Dove Channel is a new digital network that provides families with a wide array of safe, wholesome, values-based entertainment for a small monthly subscription fee. Every title on Dove Channel -- movies, short-form kid vids, documentaries and episodic television series -- is reviewed and approved by trained and certified staff at the Dove Foundation. Available wherever and whenever subscribers want, on Roku, Amazon Prime, iTunes, iOS and Android devices, smart phones and tablets, Dove Channel ensures a curated environment where any selection is the right selection for family viewing.
We all want our children to grow up feeling loved, appreciated and confident in who they are. We often forget that, while confidence may take years to master, it takes only a few blunt or careless words to shatter. Here are six ways you could be harming your child's self-esteem:
1. Judging their preferences
Your child is an individual human in a world of many people. They are unique. As such, don't criticize your child's passions and interests, even if they are different from yours. Signing them up for music lessons to get them to try something new is never a bad choice, but forcing them to keep taking lessons even when they don't enjoy them is a surefire way to put intense pressure on them and sabotage their confidence. Let your child indulge in the things they are passionate about. Be sure they try new things, but never force them to be someone they are not.
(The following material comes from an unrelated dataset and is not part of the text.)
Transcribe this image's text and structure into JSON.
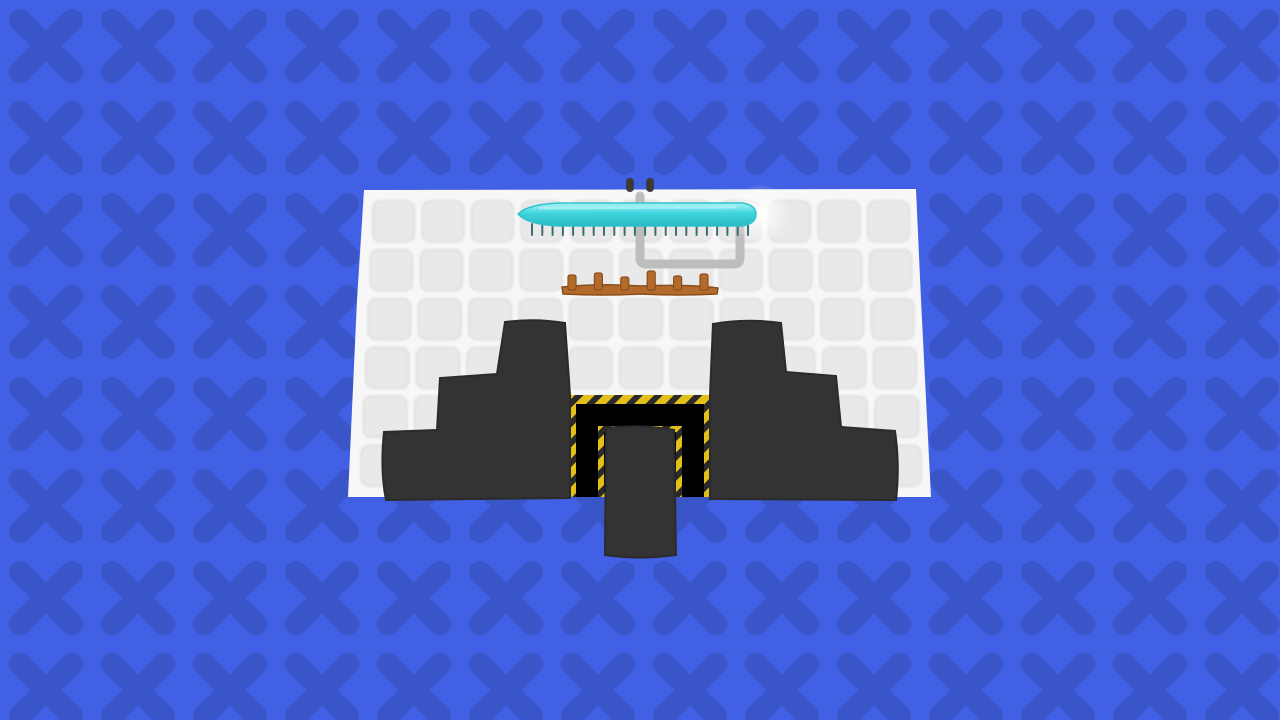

2. Comparing them
"You should try to be more like your sister" is one of the most damaging sentences you could ever say. Even if one of your children has a calmer demeanor or is easier to raise, telling your child to be like the "better" sibling is another way of saying you don't like who that child is as a person. If anything, compare your child with himself. If you notice that your son is getting better at behaving, point that out or kindly remind a screaming child how impressed you were the last time he made it through the grocery store without throwing a fit.
3. Being overprotective
Every parent worries for their children's safety, but there is a point when being protective crosses the line. When you are constantly hovering over your child and protecting them from every form of harm or danger, how will they learn to fend for themselves? The truth is, you cannot shield them forever, and growth and development come from experiencing and venturing out into the world. Always swooping in to save the day will teach your children they don't have the courage or strength to deal with difficult situations on their own. Let them figure it out themselves and you'll realize how capable your children actually are.
4. Belittling their mistakes
Nobody is perfect, especially a growing child. Children make mistakes, sometimes ones that take a long time to rebound from. When moments like these happen, don't be a constant reminder of those bad decisions by belittling your children for the choices they made. Doing so will cause their self-esteem to plummet into nothingness. Instead, work with them to solve the problem, and give them the encouragement they need to right their wrongs.
Constantly telling your children to get perfect grades in school or telling them about the one mistake they made during their otherwise great soccer game is a way to say their best is never good enough in your eyes. No person is perfect. It takes time to master a skill. You may think some of your comments count as constructive criticism, but that may not always be the case. If your children begin to feel like doing their best never reaches your standards, their confidence will dwindle. Instead, teach your kids to set goals so they can push themselves to be their best.
6. Choosing degrading media
Media has a major impact on kids and adults alike. There are sexist, dark and profane themes in many movies and television programs (even though you may not realize it). Be aware of what your children are watching and reading and of damaging content some movies portray. The Dove Channel offers clean, uplifting movies for the whole family to enjoy, with thousands of options available to help you raise confident kids.
Chakell Wardleigh has a Bachelor of Arts in English. She spends her days silently (mostly) correcting others' grammar. She adores all things nerd, such as Harry Potter, Star Wars, Lord of the Rings, Shakespeare, and anything else that whisks her away from reality. She currently works as an editor for the FamilyShare team. You can usually find her with her nose in a book, laughing too loudly, or belting out songs from Hamilton.